King in Black #5 is where things get out of hand. Like I understand the rock’n’roll mentality of the epic story, the grand scale of fighting light and dark and space and heroism, but it just feels a little too rich for my tastes. Each issue, each legendary threat to our world, the universe, good and evil, it all just stacked up upon each other, one monumental step, one after the other until you’re fighting in space with the King in Black and Eddie Brock returned from the dead with Captain Universe powers and is wielding an axe made of Mjolnir and the Silver Surfer’s board and I just can’t comprehend anything any more. Is this parody? Is this all supposed to be taken with grandeur and not as an exercise in how many action figures we can mash together? Don’t get me wrong, this is always what the King in Black saga was going to be; you put this much on the line for as long as Donny Cates has been scripting this, you were always bound to wind up looking like a sort of Frank Frazetta painting. That’s fine. I’m not saying the resolution to this grand battle wasn’t justified or didn’t make sense within the narrative of the book.
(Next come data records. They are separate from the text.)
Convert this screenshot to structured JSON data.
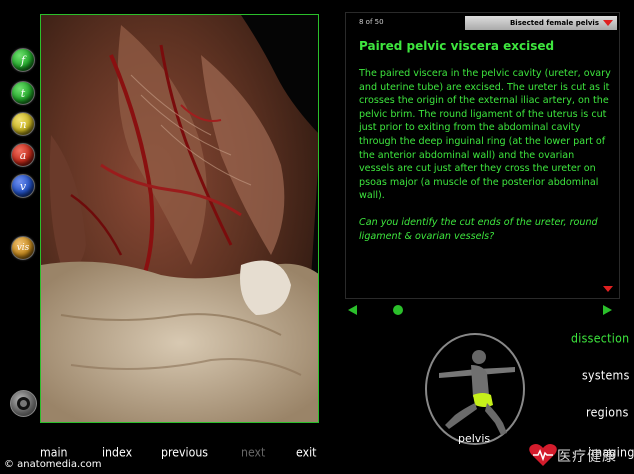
{
  "side_buttons": [
    {
      "label": "f",
      "color": "#22a82a"
    },
    {
      "label": "t",
      "color": "#22a82a"
    },
    {
      "label": "n",
      "color": "#c9b422"
    },
    {
      "label": "a",
      "color": "#c42a1a"
    },
    {
      "label": "v",
      "color": "#2251c4"
    },
    {
      "label": "vis",
      "color": "#c68a1e"
    }
  ],
  "info": {
    "page_count": "8 of 50",
    "section": "Bisected female pelvis",
    "title": "Paired pelvic viscera excised",
    "body": "The paired viscera in the pelvic cavity (ureter, ovary and uterine tube) are excised. The ureter is cut as it crosses the origin of the external iliac artery, on the pelvic brim. The round ligament of the uterus is cut just prior to exiting from the abdominal cavity through the deep inguinal ring (at the lower part of the anterior abdominal wall) and the ovarian vessels are cut just after they cross the ureter on psoas major (a muscle of the posterior abdominal wall).",
    "question": "Can you identify the cut ends of the ureter, round ligament & ovarian vessels?"
  },
  "menu": {
    "dissection": "dissection",
    "systems": "systems",
    "regions": "regions",
    "imaging": "imaging",
    "pelvis": "pelvis"
  },
  "bottom_nav": {
    "main": "main",
    "index": "index",
    "previous": "previous",
    "next": "next",
    "exit": "exit"
  },
  "footer": {
    "site": "© anatomedia.com",
    "logo_text": "医疗健康"
  },
  "colors": {
    "accent": "#3ee63e",
    "border": "#2bbf2b",
    "red": "#e02020"
  }
}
King in Black is one incredibly coherent story I can sell to comic readers, confident in how I can find the right person to read this book. I’m just saying that last issue is a LOT and may need sometime to sink in, absorb the spectacle and think back on later to find bigger themes and dramatic points because right now I am too full of all of it to properly digest it well.
In light of how surprised and delighted I was with the new direction of Nightwing, I took a chance and picked up the new Robin #1 to see if I really was becoming a BatBook fan again. I’m glad to find myself in a simple enough concept: Robin in Mortal Kombat. Seriously, he goes off the grid from the rest of the Bat family and goes to a mysterious island for the Kumite; Lazarus Island has a big League of Lazarus that Robin wants to defeat so he can learn why his mother and grandfather kept it from him. You don’t need to know much from the start, and the setting is engaging enough to make me want to see who fights who next. The art throws me off a little bit, as the line thickness seems dark and shadowy on one side of the frame and featherlight near watercolor-ish on the other. I think it’s to depict speed of movement, as legs and impact seem to be where things get blurry, but instead it makes me wonder if the page scanned correctly? It’s not bad, it just the loose linework throws off my sense of what’s tangible and what isn’t; I don’t know if it’s Gleb Melnikov’s signature style that’s the issue or just my terrible eyesight, but I did get used to it by the end of the book to want to know more.